“For its’ jaw-dropping chutzpah, Stealing Genius deserves a Juno.” – Peter Goddard, The Toronto Star
“The trumpet work by Mr. Sperandei is exquisite and Ms. McConnell has restored my faith in Canadian female vocalists.” -Jim Gould, CJAI 92.1FM
“One of the top jazz albums of 2012.” -Jaymz Bee, JAZZ FM 91.1
Behind Stealing Genius
Sometimes the stars align, the people who should meet, do meet, at the right time and in the right place. Other times, fate needs a helping hand. Amy & William fall into the latter category.
“Stealing Genius” executive producer Feisal Patel had been wanting to make an album with jazz trumpet player William Sperandei for years. “William is actually the best trumpet player I’ve ever heard. And I’ve heard some of the best. I couldn’t believe he was playing in this small club in Toronto and not onstage at Lincoln Centre. I immediately wanted to do a recording project with him.”
As it turns out, William, who studied jazz with Marsalis clan patriarch Ellis Marsalis in New Orleans, has played with some of the best, including Wynton Marsalis, Andrea Bocelli, David Foster and more. William and Feisal both wanted to work with a singer, but they had a very specific idea of what they were looking for and no one ever seemed quite right. They wanted someone with a beautiful, dramatic voice, who loved melody and who shared William’s commitment to excellence.
“Ellis always said that my job as a trumpet player was to support the singer and what she was doing with the song. And I love doing that. There is an art to doing it well.”
About five years had gone by when Feisal dropped in on a Toronto jazz jam one night and heard Amy McConnell joyfully making her way through a Cole Porter song. Her voice was what caught his attention first. “It was warm and rich. Her tone was exquisite. On top of that she was really feeling the lyrics, respecting the melody and making the song her own. The audience loved her.” He knew he had found their singer.
It took six months to work around Amy and William’s schedules to get them to perform together, but when they did it was magical. Amy’s singing background is both jazz and musical theatre so “she really understands the art of singing as an expression of words,” William says. “Also, her technique is polished and she has incredible intonation.”
Amy is just as big a fan of William’s. “William is amazing. He stands there and music just pours out of him. And it’s different every time and it’s brilliant every time. He plays with so much imagination and fire.”
“When I first heard him play, what really struck me was his tone. It was so pure, so beautiful. Almost more like a classical player than a jazz player.
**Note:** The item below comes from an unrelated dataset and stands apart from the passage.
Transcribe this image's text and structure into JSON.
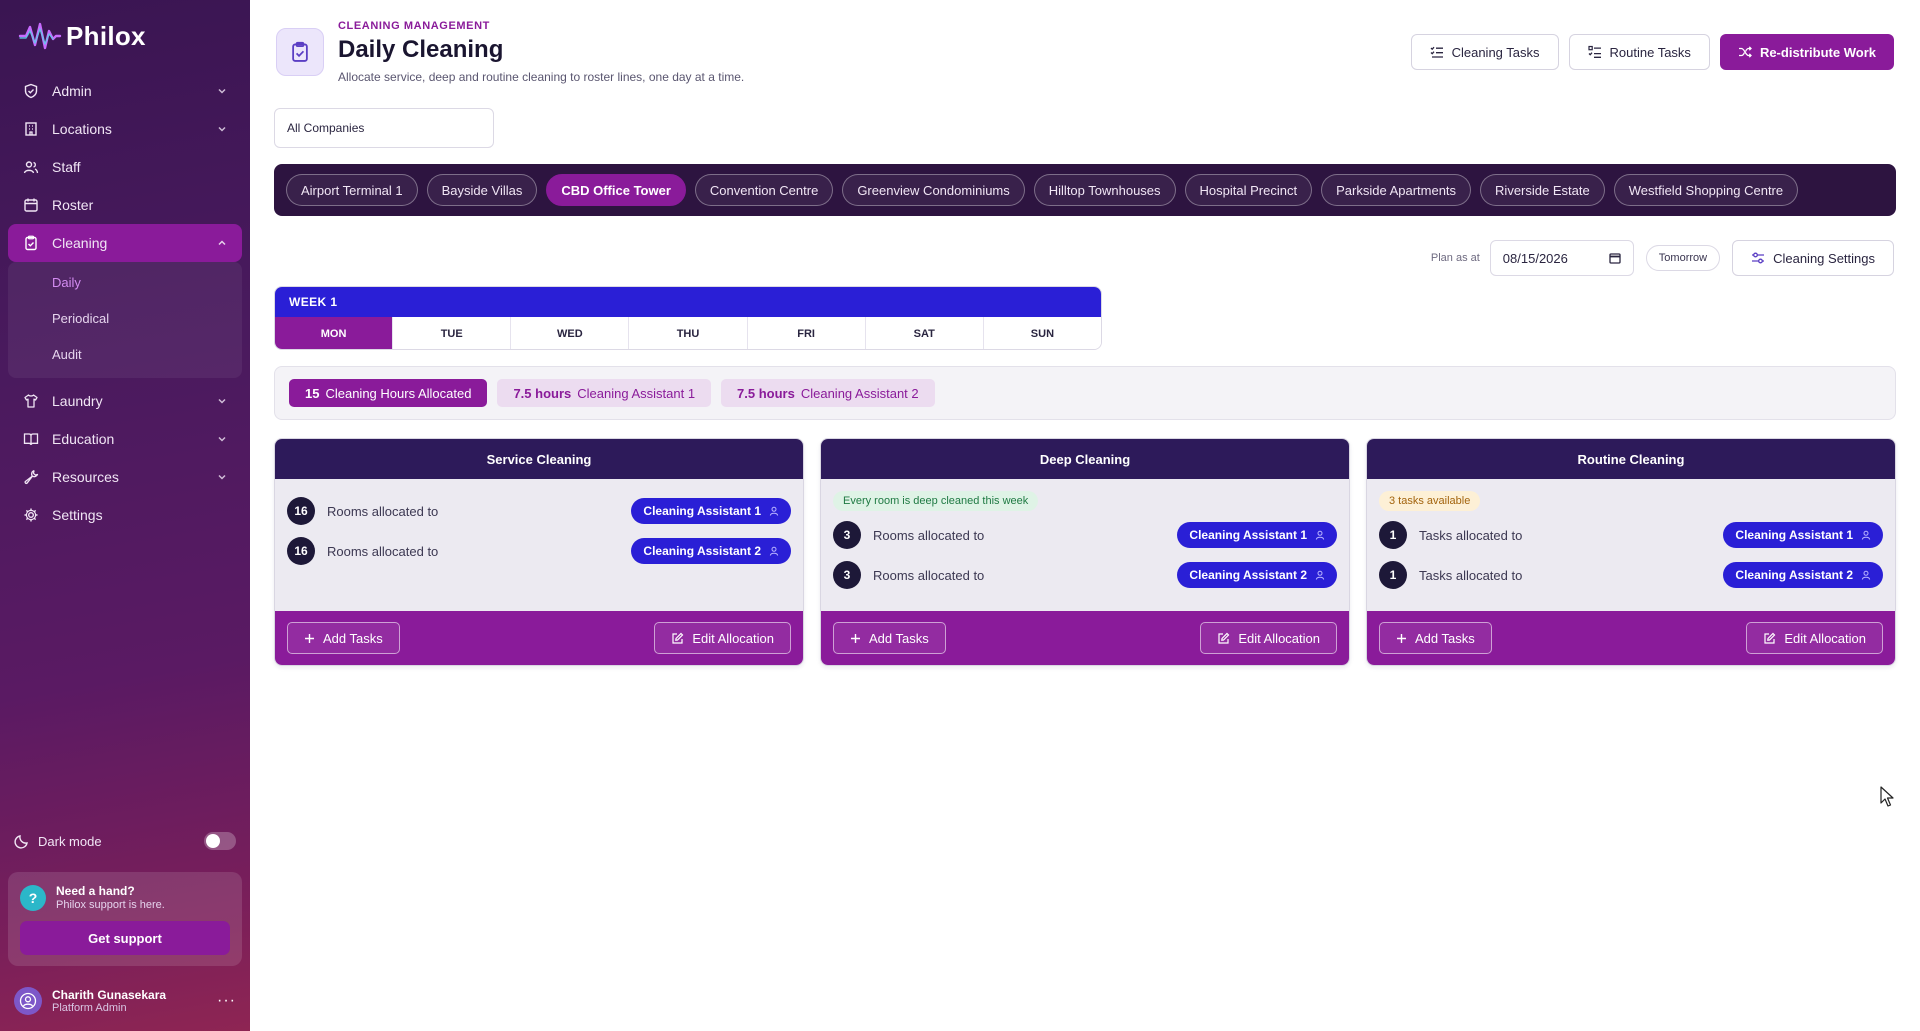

It’s something I work at as a vocalist and I really appreciate a musician dedicated to getting the best sound possible out of his instrument. Also, his solos are amazing, but he’s not all about the solo, he’s thinking about the whole song. He gets that a song is a story. I feel that I sing the lyrics and William plays the lyrics.”
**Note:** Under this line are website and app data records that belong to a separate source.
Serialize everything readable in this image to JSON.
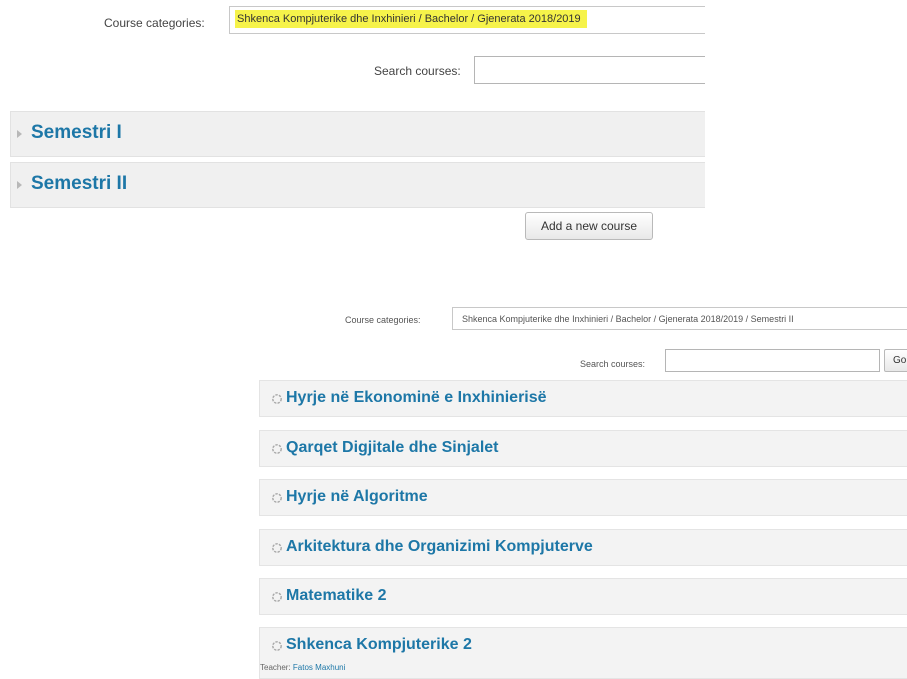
{
  "top_panel": {
    "category_label": "Course categories:",
    "category_value": "Shkenca Kompjuterike dhe Inxhinieri / Bachelor / Gjenerata 2018/2019",
    "search_label": "Search courses:",
    "search_value": "",
    "categories": [
      {
        "name": "Semestri I"
      },
      {
        "name": "Semestri II"
      }
    ],
    "add_button_label": "Add a new course"
  },
  "bottom_panel": {
    "category_label": "Course categories:",
    "category_value": "Shkenca Kompjuterike dhe Inxhinieri / Bachelor / Gjenerata 2018/2019 / Semestri II",
    "search_label": "Search courses:",
    "search_value": "",
    "go_button_label": "Go",
    "courses": [
      {
        "name": "Hyrje në Ekonominë e Inxhinierisë"
      },
      {
        "name": "Qarqet Digjitale dhe Sinjalet"
      },
      {
        "name": "Hyrje në Algoritme"
      },
      {
        "name": "Arkitektura dhe Organizimi Kompjuterve"
      },
      {
        "name": "Matematike 2"
      },
      {
        "name": "Shkenca Kompjuterike 2",
        "teacher_label": "Teacher:",
        "teacher_name": "Fatos Maxhuni"
      }
    ]
  },
  "colors": {
    "link_blue": "#1d77a7",
    "highlight_yellow": "#f6f34a",
    "row_bg": "#f0f0f0"
  },
  "icons": {
    "category_expand": "triangle-right-icon",
    "course": "course-icon"
  }
}
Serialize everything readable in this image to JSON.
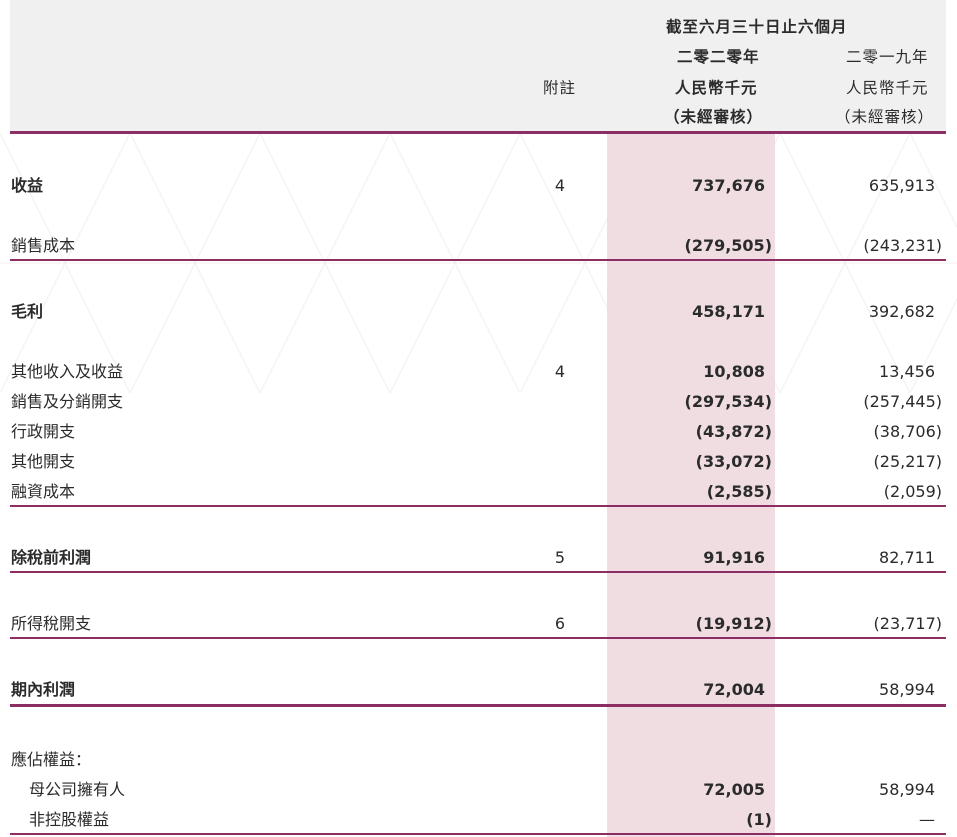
{
  "header": {
    "period_heading": "截至六月三十日止六個月",
    "note_label": "附註",
    "current": {
      "year": "二零二零年",
      "currency": "人民幣千元",
      "audit": "（未經審核）"
    },
    "previous": {
      "year": "二零一九年",
      "currency": "人民幣千元",
      "audit": "（未經審核）"
    }
  },
  "rows": [
    {
      "label": "收益",
      "note": "4",
      "current": "737,676",
      "previous": "635,913"
    },
    {
      "label": "銷售成本",
      "note": "",
      "current": "(279,505)",
      "previous": "(243,231)"
    },
    {
      "label": "毛利",
      "note": "",
      "current": "458,171",
      "previous": "392,682"
    },
    {
      "label": "其他收入及收益",
      "note": "4",
      "current": "10,808",
      "previous": "13,456"
    },
    {
      "label": "銷售及分銷開支",
      "note": "",
      "current": "(297,534)",
      "previous": "(257,445)"
    },
    {
      "label": "行政開支",
      "note": "",
      "current": "(43,872)",
      "previous": "(38,706)"
    },
    {
      "label": "其他開支",
      "note": "",
      "current": "(33,072)",
      "previous": "(25,217)"
    },
    {
      "label": "融資成本",
      "note": "",
      "current": "(2,585)",
      "previous": "(2,059)"
    },
    {
      "label": "除稅前利潤",
      "note": "5",
      "current": "91,916",
      "previous": "82,711"
    },
    {
      "label": "所得稅開支",
      "note": "6",
      "current": "(19,912)",
      "previous": "(23,717)"
    },
    {
      "label": "期內利潤",
      "note": "",
      "current": "72,004",
      "previous": "58,994"
    },
    {
      "label": "應佔權益：",
      "note": "",
      "current": "",
      "previous": ""
    },
    {
      "label": "母公司擁有人",
      "note": "",
      "current": "72,005",
      "previous": "58,994"
    },
    {
      "label": "非控股權益",
      "note": "",
      "current": "(1)",
      "previous": "—"
    }
  ],
  "colors": {
    "accent_rule": "#8c2d63",
    "highlight": "#efdde2",
    "header_bg": "#f1f0f0"
  }
}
Our Album Concept
Choose the best songs. Then, SERVE THE SONG. Before we interpret a song, we ask ourselves what it’s about, what’s the best way to express it? Is there something there that hasn’t been brought out before? We never change a tempo or arrangement just to be cool and different. It has to work with what the song is about. Then, when it comes down to execution, Amy is melody & lyrics, William is harmony and improvisation and it’s all set to Mark Kieswetter’s inspired jazz arrangements. Old fashioned idea, but it works.
Michael Kaeshammer Duet
William is in Michael Kaeshammer’s band and Amy is a huge fan of his, so the duet was a concept everyone embraced. “I love Michael’s sound and I wanted a song that I thought would suit him and I remember the Ink Spots’ I Don’t Want to Set the World on Fire. I first heard it in a Chanel commercial directed by Ridley Scott and it stayed with me. I thought it would suit Michael’s voice and his style perfectly.”
No limits. Songs we love, there is so much to choose from! So we have Edith Piaf, Led Zeppelin, Elivs, some 1950s R&B, the Beatles, as well as some 1930s and 1940s songs that are more traditionally jazz. We are the unifying thread.
We can’t talk about our album without mentioning music director and pianist Mark Kieswetter. He’s brilliant, so let’s get that out of the way. His presence on this album is huge. William says “There are a lot of jazz pianists who can play a great solo. There aren’t very many who can play a great solo AND accompany a singer the way Mark can. It’s those little moments in between where you see his genius.” Amy says “His arrangements are always right for me. It’s a joy to sing with Mark too. He’s elegant, passionate, sensitive… Everything he touches he makes beautiful.”